When Justice Scalia died nearly a year ago, the race for the White House turned exceedingly urgent. The Supreme Court's balance could shift for the first time in two generations. The Senate kept the vacancy open through the election, a risky political gambit that paid off when so many conservatives and other erstwhile NeverTrumpers came out for Trump on Election Day.
They did so because Trump, breaking another rule of presidential campaigns, had released a list of potential court nominees, one notable for its geographic breadth and professional depth. Yet even on that star-studded list, Gorsuch was a superstar.
Gorsuch is an originalist, always looking to the original meaning of the Constitution and its structural protections for liberty.
He's also a textualist, with a strong command of how to interpret statutes according to their plain meaning — in particular construing them narrowly when they involve criminal penalties, like Scalia did. Also like Scalia, Gorsuch isn't a fan of legislative history, noting "the difficulties of trying to say anything definitive about the intent of 535 legislators and the executive."

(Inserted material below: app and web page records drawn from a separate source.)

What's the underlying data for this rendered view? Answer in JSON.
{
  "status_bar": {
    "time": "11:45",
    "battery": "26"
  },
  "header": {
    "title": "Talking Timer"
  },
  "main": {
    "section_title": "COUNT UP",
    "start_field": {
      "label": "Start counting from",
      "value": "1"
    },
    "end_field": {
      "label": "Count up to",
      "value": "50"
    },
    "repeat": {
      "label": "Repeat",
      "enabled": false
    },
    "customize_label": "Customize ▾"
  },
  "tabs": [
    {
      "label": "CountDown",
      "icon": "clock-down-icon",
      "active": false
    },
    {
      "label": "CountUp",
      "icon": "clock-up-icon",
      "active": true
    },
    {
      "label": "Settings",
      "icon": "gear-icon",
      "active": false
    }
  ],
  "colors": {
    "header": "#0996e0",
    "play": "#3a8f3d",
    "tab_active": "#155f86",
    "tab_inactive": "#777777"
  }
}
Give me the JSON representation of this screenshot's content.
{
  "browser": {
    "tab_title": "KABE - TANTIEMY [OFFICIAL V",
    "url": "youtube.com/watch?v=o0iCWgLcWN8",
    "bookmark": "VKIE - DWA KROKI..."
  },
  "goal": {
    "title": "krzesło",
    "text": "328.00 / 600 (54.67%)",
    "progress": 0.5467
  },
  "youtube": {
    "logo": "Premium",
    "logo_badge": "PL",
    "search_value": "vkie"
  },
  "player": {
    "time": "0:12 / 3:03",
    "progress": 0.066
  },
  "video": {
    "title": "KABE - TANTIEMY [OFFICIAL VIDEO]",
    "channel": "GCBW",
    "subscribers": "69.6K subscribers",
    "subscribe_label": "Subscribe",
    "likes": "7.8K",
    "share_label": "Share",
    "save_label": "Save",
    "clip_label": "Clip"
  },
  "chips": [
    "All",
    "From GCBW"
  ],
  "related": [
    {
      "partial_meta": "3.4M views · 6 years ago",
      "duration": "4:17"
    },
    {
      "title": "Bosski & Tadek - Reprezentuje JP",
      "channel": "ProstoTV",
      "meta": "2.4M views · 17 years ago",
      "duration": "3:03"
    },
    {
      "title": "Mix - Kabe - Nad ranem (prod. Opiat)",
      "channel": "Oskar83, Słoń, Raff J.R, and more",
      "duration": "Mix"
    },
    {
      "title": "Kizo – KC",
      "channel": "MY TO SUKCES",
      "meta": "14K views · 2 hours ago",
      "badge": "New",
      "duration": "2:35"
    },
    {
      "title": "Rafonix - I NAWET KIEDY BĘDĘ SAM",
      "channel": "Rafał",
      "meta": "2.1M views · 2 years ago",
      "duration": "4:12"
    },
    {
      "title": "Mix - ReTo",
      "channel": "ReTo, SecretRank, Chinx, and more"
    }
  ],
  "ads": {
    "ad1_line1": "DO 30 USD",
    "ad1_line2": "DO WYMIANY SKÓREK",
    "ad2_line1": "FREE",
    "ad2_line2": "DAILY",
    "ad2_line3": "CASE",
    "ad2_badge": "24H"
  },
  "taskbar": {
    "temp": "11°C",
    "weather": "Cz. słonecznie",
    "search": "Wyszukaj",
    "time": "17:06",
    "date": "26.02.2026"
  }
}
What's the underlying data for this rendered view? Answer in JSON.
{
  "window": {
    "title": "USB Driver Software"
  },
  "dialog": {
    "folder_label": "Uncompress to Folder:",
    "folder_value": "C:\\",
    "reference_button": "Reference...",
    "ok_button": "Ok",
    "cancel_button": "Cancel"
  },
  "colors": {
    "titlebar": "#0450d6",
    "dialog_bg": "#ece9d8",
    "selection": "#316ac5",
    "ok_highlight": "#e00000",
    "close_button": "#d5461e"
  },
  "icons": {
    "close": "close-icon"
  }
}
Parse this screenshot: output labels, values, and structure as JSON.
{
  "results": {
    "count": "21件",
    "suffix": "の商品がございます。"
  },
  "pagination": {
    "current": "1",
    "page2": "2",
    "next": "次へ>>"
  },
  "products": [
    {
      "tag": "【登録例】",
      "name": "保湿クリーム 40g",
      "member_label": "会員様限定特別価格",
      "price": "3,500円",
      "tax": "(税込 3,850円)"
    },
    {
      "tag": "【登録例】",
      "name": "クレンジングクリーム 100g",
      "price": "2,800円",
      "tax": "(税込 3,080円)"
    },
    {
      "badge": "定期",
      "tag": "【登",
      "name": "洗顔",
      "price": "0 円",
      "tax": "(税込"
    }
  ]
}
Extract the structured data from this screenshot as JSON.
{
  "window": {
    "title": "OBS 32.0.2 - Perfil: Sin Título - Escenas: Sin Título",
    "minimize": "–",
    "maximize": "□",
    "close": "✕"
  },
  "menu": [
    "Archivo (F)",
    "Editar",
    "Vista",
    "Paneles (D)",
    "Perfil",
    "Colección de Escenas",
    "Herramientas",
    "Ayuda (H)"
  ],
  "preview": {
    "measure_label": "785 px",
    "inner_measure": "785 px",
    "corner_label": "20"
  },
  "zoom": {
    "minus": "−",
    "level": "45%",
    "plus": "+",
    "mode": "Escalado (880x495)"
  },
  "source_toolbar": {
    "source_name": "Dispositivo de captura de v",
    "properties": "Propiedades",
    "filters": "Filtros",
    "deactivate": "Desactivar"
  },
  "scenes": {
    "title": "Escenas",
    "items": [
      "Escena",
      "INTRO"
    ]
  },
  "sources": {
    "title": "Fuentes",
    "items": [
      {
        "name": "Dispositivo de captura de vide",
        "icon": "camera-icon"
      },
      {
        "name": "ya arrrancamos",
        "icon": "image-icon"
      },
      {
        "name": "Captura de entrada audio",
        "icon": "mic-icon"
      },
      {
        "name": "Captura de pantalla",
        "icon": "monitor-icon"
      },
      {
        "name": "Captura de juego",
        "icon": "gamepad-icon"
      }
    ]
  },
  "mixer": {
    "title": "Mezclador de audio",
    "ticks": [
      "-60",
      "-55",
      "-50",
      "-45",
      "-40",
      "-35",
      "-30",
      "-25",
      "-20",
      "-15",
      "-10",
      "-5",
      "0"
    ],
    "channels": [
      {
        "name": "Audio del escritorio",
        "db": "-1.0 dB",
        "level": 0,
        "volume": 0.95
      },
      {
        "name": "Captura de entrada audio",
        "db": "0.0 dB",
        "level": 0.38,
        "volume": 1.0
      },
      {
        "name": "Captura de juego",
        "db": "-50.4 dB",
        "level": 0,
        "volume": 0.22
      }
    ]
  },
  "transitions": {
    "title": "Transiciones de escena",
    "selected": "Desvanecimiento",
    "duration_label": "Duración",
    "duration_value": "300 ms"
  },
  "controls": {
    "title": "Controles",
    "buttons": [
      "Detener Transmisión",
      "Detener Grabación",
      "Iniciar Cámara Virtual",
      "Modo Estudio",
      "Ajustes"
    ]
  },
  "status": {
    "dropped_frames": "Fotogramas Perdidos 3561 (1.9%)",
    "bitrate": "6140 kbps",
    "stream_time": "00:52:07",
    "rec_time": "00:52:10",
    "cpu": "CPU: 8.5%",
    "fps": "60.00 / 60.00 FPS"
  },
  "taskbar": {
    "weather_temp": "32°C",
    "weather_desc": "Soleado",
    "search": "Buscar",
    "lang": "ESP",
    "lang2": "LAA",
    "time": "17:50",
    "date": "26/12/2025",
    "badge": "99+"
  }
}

As a Harvard Law graduate, Gorsuch doesn't break the duopoly that that school and Yale enjoy on the high court. But he's no pointy-headed intellectual. The native Coloradan hunts and fishes, and worked as a furniture mover and hotel front-desk clerk. Scalia lamented the absence of a "genuine Westerner" on the Supreme Court. Well, now we'll have one.
Gorsuch is best known for his opinions supporting religious liberty and pushing back on the administrative state. These will be a focus of his confirmation hearings.
He's an elegant writer, one with a penchant for clear yet memorable turns of phrase, like Scalia. "There's an elephant in the room with us today," he wrote in reference to the excessive deference judges pay to executive agencies. "Maybe the time has come to face the behemoth."
Gorsuch was confirmed by voice vote to the Denver-based 10th Circuit in 2006. Like Scalia, he now merits a similar unanimous path to the Supreme Court.